Sigma principles ... development will be bugless ... experience
engineers must become the brand they represent ... to loyalize the
Or something like
Starwood would join the ranks of Starbucks, Apple, Harley-Davidson,
Virgin and Oprah. Theyre our standard, he said.
executives said they were searching for a truly radical concept
that would not only differentiate Starwood among hotels but would
bring them into the ranks of the visionary companies mentioned
above. In this spirit, they and their agency, BBDO, decided on a
positioning that focuses on experiences, to the exclusion of even
showing the hotel products in ads.
Throughout the day,
the brand managers of each of the hotels showed how this philosophy
would apply to their flags, and media were presented with a
glossary of keywords that encapsulate the new
I really like
Starwood, and I think the new emphasis is good -- it will help

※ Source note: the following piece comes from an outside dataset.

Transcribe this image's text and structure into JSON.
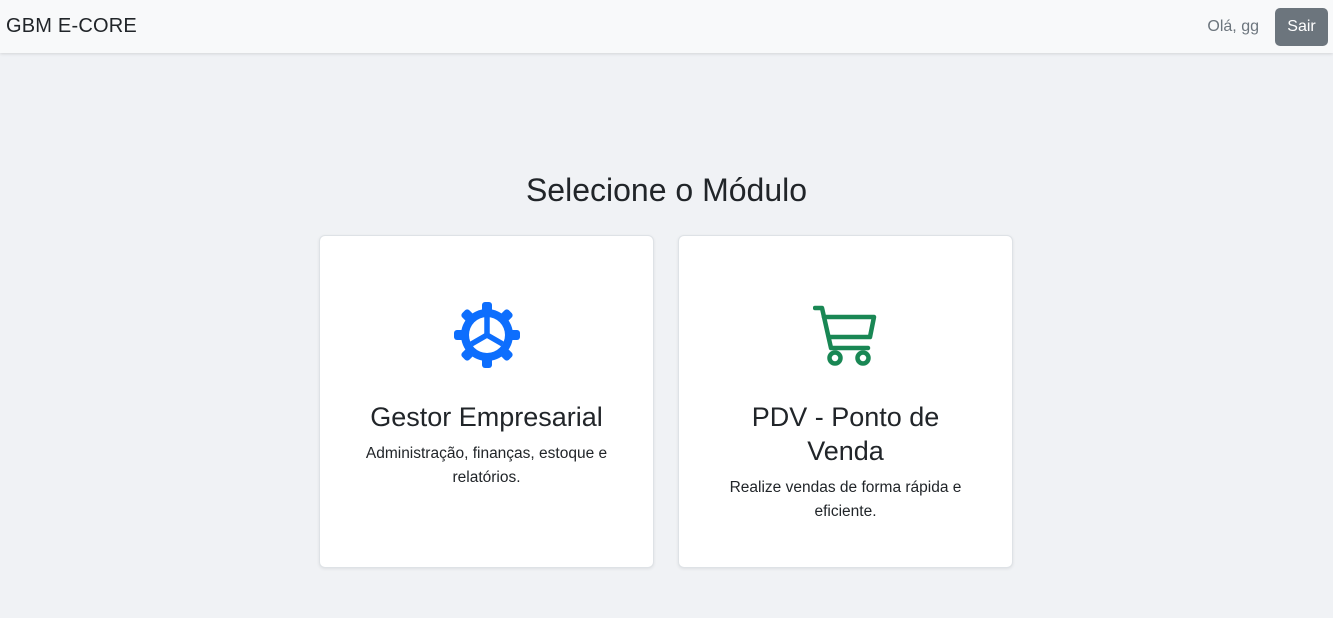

strengthen the brands, some of which need strengthening. But there
is a disconnect here, and I hope Starwood officials were only
trying to fool the media and not themselves.
Its disingenuous to
position their new direction as radical. They are following a
certified trend, walking in the footsteps -- Im sorry, corporate
footprints -- of office supply companies, dog food companies,
destination marketing campaigns and (hate to bring this up) other
To prove that other
hotel ad campaigns were generic, Javier Benito, chief marketing
officer, showed four rather dull hotel print ads, then confessed he
had switched the logos.
But absent in his
show-and-tell were Peninsulas campaign using Annie Leibovitz
photographs, Marriotts edgy athletes-on-a-bed series and Hotel
Indigos haiku campaign.
The only way he
could build a case was to tamper with the evidence.
To wit: Similar to
the new Starwood ad proclaiming that white tea is the calming new
scent of Westin, the only photography behind Indigos haiku is a
green plant. Hands down, I like the Westin ad better. The photo is
more arresting, and it has the very cool touch of having a perfume
strip. But unfortunately, the Indigo ad was already out there to
compare it to.
keyword glossary, I was reminded of Canadas rebranding keywords.
Where Canada promotes self-expression, St. Regis is bespoke.
Canadas exploration morphs to Le Meridiens discovery. Canada:
Freedom. W Hotels: Escape.
Looking at the
Starwood keywords and the brands, I think they represent, in a very
traditional sense, classic, not radical, brand
The ads are, of
course, only the external face of the rebranding; Starwood must
also deliver the appropriate experience at the property level.
Training employees is important, but the ultimate rebranding
challenge for hoteliers is that its difficult to match brands with
keywords due to legacy inconsistencies among its
For instance, the
most bespoke Starwood property Ive visited was not a St. Regis but
a Sheraton (keywords: warm, comfort, connection) in the Luxury
Collection (keywords: enriching, local experiences) in Addis
certainly failed the local experience test. The French restaurant,
the owners Ferrari and the Bellagio-like choreographed fountains
did not strike me as particularly typical of Ethiopia.
Still, Starwood may
be able to command brand discipline with W, Aloft, St. Regis and
its work in progress, Project ESW by Westin.
credentials as former president of Coke give him more credibility
than others who speak in buzzwords -- and if former Starwood
Chairman Barry Sternlicht had wanted radical reshaping of his
brands, he would have hired the guy who revitalized Mountain Dew
In the end, I
suspect that people who define their branding strategy in buzzwords
are just as likely to achieve success as iconoclastic
I sincerely hope
the new Starwood campaign improves guest experiences and spins
buzzwords into buzz. But if youre looking for radical, keep